## ACTIVITY
Please copy the entries below word for word.

## Element data from apps and pages
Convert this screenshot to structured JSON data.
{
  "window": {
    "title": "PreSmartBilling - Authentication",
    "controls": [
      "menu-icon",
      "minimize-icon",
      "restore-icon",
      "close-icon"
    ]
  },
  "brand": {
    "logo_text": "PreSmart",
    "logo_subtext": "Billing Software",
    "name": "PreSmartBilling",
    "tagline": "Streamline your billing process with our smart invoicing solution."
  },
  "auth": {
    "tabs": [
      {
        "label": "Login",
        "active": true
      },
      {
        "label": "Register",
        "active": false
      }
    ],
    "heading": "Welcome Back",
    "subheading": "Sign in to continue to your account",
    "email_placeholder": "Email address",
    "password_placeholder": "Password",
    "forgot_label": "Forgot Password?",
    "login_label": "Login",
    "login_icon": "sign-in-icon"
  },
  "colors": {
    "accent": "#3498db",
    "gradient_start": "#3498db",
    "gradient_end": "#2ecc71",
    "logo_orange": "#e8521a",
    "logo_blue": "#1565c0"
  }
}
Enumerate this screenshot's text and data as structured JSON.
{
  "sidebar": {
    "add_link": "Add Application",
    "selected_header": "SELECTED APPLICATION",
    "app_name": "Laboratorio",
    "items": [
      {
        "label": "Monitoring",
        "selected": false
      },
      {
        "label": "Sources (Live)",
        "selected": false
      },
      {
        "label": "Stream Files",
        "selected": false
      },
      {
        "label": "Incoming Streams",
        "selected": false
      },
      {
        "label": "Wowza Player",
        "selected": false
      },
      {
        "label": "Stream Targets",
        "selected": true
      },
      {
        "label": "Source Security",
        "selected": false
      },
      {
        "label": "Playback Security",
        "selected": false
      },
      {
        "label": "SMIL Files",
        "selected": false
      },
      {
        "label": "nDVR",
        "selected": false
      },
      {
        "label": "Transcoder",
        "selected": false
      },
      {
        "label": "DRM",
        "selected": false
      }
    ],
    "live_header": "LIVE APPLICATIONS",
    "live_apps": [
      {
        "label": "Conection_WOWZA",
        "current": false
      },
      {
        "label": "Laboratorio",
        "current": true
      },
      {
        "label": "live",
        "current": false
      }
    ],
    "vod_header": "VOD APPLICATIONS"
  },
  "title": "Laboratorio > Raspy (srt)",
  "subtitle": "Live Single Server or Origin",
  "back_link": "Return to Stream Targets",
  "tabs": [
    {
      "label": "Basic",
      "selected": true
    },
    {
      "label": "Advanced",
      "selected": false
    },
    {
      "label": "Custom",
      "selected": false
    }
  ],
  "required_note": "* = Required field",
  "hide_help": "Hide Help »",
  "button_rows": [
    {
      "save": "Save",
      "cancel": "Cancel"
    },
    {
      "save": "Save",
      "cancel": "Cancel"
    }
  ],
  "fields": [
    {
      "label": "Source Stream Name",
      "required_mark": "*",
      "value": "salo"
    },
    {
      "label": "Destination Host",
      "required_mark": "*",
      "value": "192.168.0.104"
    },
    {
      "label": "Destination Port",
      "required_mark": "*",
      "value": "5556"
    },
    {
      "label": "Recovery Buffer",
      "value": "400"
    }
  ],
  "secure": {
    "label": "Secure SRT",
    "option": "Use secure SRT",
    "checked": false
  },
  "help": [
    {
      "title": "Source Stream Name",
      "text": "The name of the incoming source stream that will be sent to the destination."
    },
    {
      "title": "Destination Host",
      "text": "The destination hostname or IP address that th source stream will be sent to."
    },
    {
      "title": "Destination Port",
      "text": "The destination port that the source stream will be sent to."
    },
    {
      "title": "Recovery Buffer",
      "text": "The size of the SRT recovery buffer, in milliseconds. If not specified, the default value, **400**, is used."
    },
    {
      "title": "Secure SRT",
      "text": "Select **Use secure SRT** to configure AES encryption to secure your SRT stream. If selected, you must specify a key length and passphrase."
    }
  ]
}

## ANSWER FOR THE TASK
Convert this screenshot to structured JSON data.
{
  "window": {
    "title": "PreSmartBilling - Authentication",
    "controls": [
      "menu-icon",
      "minimize-icon",
      "restore-icon",
      "close-icon"
    ]
  },
  "brand": {
    "logo_text": "PreSmart",
    "logo_subtext": "Billing Software",
    "name": "PreSmartBilling",
    "tagline": "Streamline your billing process with our smart invoicing solution."
  },
  "auth": {
    "tabs": [
      {
        "label": "Login",
        "active": true
      },
      {
        "label": "Register",
        "active": false
      }
    ],
    "heading": "Welcome Back",
    "subheading": "Sign in to continue to your account",
    "email_placeholder": "Email address",
    "password_placeholder": "Password",
    "forgot_label": "Forgot Password?",
    "login_label": "Login",
    "login_icon": "sign-in-icon"
  },
  "colors": {
    "accent": "#3498db",
    "gradient_start": "#3498db",
    "gradient_end": "#2ecc71",
    "logo_orange": "#e8521a",
    "logo_blue": "#1565c0"
  }
}
Enumerate this screenshot's text and data as structured JSON.
{
  "sidebar": {
    "add_link": "Add Application",
    "selected_header": "SELECTED APPLICATION",
    "app_name": "Laboratorio",
    "items": [
      {
        "label": "Monitoring",
        "selected": false
      },
      {
        "label": "Sources (Live)",
        "selected": false
      },
      {
        "label": "Stream Files",
        "selected": false
      },
      {
        "label": "Incoming Streams",
        "selected": false
      },
      {
        "label": "Wowza Player",
        "selected": false
      },
      {
        "label": "Stream Targets",
        "selected": true
      },
      {
        "label": "Source Security",
        "selected": false
      },
      {
        "label": "Playback Security",
        "selected": false
      },
      {
        "label": "SMIL Files",
        "selected": false
      },
      {
        "label": "nDVR",
        "selected": false
      },
      {
        "label": "Transcoder",
        "selected": false
      },
      {
        "label": "DRM",
        "selected": false
      }
    ],
    "live_header": "LIVE APPLICATIONS",
    "live_apps": [
      {
        "label": "Conection_WOWZA",
        "current": false
      },
      {
        "label": "Laboratorio",
        "current": true
      },
      {
        "label": "live",
        "current": false
      }
    ],
    "vod_header": "VOD APPLICATIONS"
  },
  "title": "Laboratorio > Raspy (srt)",
  "subtitle": "Live Single Server or Origin",
  "back_link": "Return to Stream Targets",
  "tabs": [
    {
      "label": "Basic",
      "selected": true
    },
    {
      "label": "Advanced",
      "selected": false
    },
    {
      "label": "Custom",
      "selected": false
    }
  ],
  "required_note": "* = Required field",
  "hide_help": "Hide Help »",
  "button_rows": [
    {
      "save": "Save",
      "cancel": "Cancel"
    },
    {
      "save": "Save",
      "cancel": "Cancel"
    }
  ],
  "fields": [
    {
      "label": "Source Stream Name",
      "required_mark": "*",
      "value": "salo"
    },
    {
      "label": "Destination Host",
      "required_mark": "*",
      "value": "192.168.0.104"
    },
    {
      "label": "Destination Port",
      "required_mark": "*",
      "value": "5556"
    },
    {
      "label": "Recovery Buffer",
      "value": "400"
    }
  ],
  "secure": {
    "label": "Secure SRT",
    "option": "Use secure SRT",
    "checked": false
  },
  "help": [
    {
      "title": "Source Stream Name",
      "text": "The name of the incoming source stream that will be sent to the destination."
    },
    {
      "title": "Destination Host",
      "text": "The destination hostname or IP address that th source stream will be sent to."
    },
    {
      "title": "Destination Port",
      "text": "The destination port that the source stream will be sent to."
    },
    {
      "title": "Recovery Buffer",
      "text": "The size of the SRT recovery buffer, in milliseconds. If not specified, the default value, **400**, is used."
    },
    {
      "title": "Secure SRT",
      "text": "Select **Use secure SRT** to configure AES encryption to secure your SRT stream. If selected, you must specify a key length and passphrase."
    }
  ]
}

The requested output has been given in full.